Claire Gallacher

claireHello! I’m Claire and I’m a third year geography student. In Trinidad I’ll be working on a geography project which will be part of my honours dissertation. This project will involve looking at pollution and people’s attitudes towards local and global environmental issues. I’m excited to experience the incredibly diverse and unique mix of cultures that Trinidad has to offer.

Kirsty Martin

kirstyHi, I’m Kirsty and I’m a third year zoology student. Whilst in Trinidad I will be working on amphibians which I’m looking forward to as I’ve never worked with frogs before so it’ll be really new and interesting to me. I’m excited to spend all these memories with our really great team and can’t wait to get out there.

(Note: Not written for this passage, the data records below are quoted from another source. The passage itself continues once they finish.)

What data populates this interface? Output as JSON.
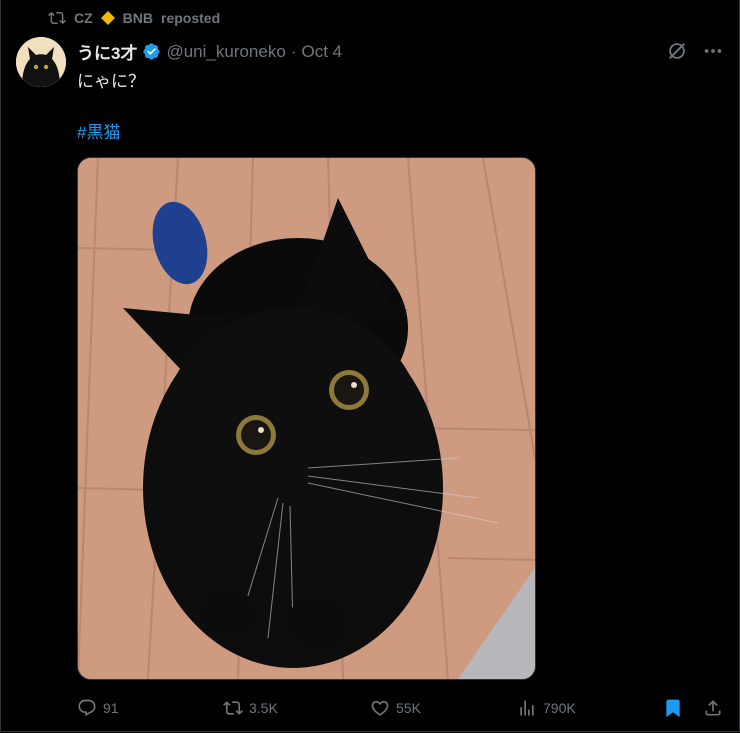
{
  "repost": {
    "user": "CZ",
    "org": "BNB",
    "label": "reposted"
  },
  "tweet": {
    "display_name": "うに3才",
    "handle": "@uni_kuroneko",
    "separator": "·",
    "time": "Oct 4",
    "text": "にゃに？",
    "hashtag": "#黒猫"
  },
  "metrics": {
    "replies": "91",
    "reposts": "3.5K",
    "likes": "55K",
    "views": "790K"
  },
  "icons": {
    "repost": "repost-icon",
    "verified": "verified-badge-icon",
    "grok": "grok-icon",
    "more": "more-icon",
    "reply": "reply-icon",
    "like": "like-icon",
    "views": "views-icon",
    "bookmark": "bookmark-icon",
    "share": "share-icon"
  },
  "colors": {
    "background": "#000000",
    "text": "#e7e9ea",
    "muted": "#71767b",
    "accent": "#1d9bf0",
    "bnb": "#f0b90b"
  }
}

Ellen McMurchy

ellenMy name is Ellen, I am a third year Zoology student and this will be my first expedition to Trinidad. I love animals and the outdoors, so going to Trinidad to work in conservation and see the vast amount of wildlife on offer has me extremely excited. Whilst on the expedition I am hoping to carry out my honours project. I would like to compare different sites in the beautiful Arima Valley and see how a recent increase in disturbance in this area is affecting the bat populations. I am extremely excited to have been chosen for this opportunity and can’t wait to explore another part of the world!


Jessica Melrose

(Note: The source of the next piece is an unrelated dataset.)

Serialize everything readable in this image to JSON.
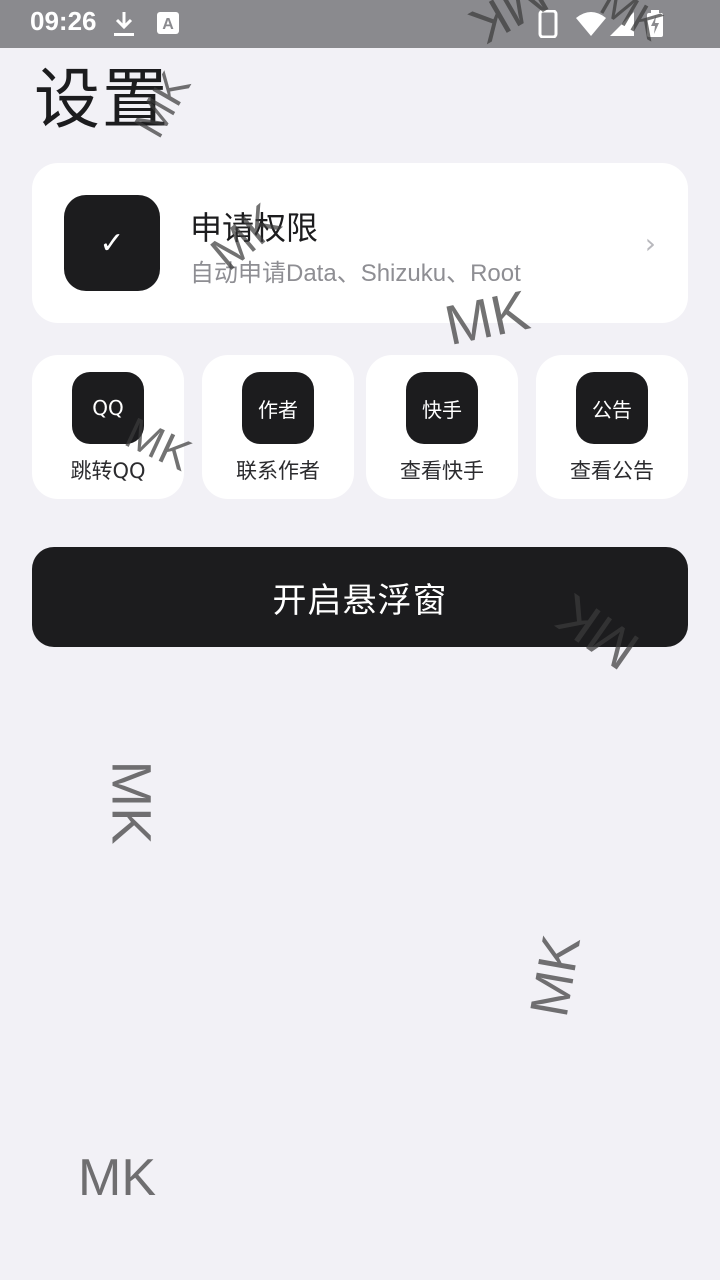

jessicaHi I’m Jessica, a second year Geography and Economics Student. In Trinidad I am going to be to studying environmental degradation, the impact of rubbish pollution has had in both rural and urban areas in addition to understanding local people’s opinions and how this is a growing global issue. I am looking forward to being in a new environment and culture in Trinidad.


Hilary Mulholland

hilaryHi, I’m Hilary, I’m a fourth year Earth Science student who has been heavily involved in expeditions for the last three years. My first expedition with the university was to Trinidad and I absolutely fell in love with it! The vibrancy of the culture, ecosystems and scenery is unparalleled, so of course I jumped at the chance to advise the new team. I also hope to use my time in Trinidad to develop my own knowledge with regards to palaeobiological indicators shown in fossil corals, such as those in the north of Trinidad. Can’t wait!

Rory Pendreigh

roryHi, I’m Rory, and I’m a third-year zoology student going on my first ever expedition to Trinidad. I have held a great love for animals and the outdoors since I was young. Trinidad is a diverse Island with a large abundance of wildlife. I hope to do my honours project while I am over there and help my teammates with any projects they are doing. My honours project would involve bats and how urban encroachment is potentially affecting their distribution on the Island. Using special recording devices, I hope to compare bat calls both in urban and rural areas to see if the urban or rural environments favour certain species of bat. I am very excited to have this opportunity and can’t wait to experience the vibrant life of Trinidad.


Rory Thomson

rory-tHi, I’m Rory. I’m a second year Zoology student. This will be my first expedition with the University of Glasgow, so I’m really looking forward to gaining experience and an understanding into how an expedition works. In particular, I’m excited to take part in projects involving turtles and putting the knowledge I have learned into practice. As well as experiencing the culture of Trinidad and working with locals.

Helena Strachan

helenaHi I’m Helena, I’m 20 years old and currently in my third year studying Zoology at Glasgow University. I will be carrying out my honours project in Trinidad next year and am really looking forward to learning about and working with its diverse range of wildlife. My honours project will be focused on the leatherback turtles that nest on the North East coast of the island, and I will be studying egg temperature and core body temperature in order to compare my results to data from the last 5 years of research. In addition, I will be comparing this data to results obtained from the hawksbill turtles nesting in Tobago.


Emma West

emmaHi I’m Emma! I’m in my 3rd year studying zoology. In Trinidad I hope to do my honours project on the leatherback turtles, looking at the sites they choose to make their nests. I’m so excited to go to a new country and see these amazing animals up close!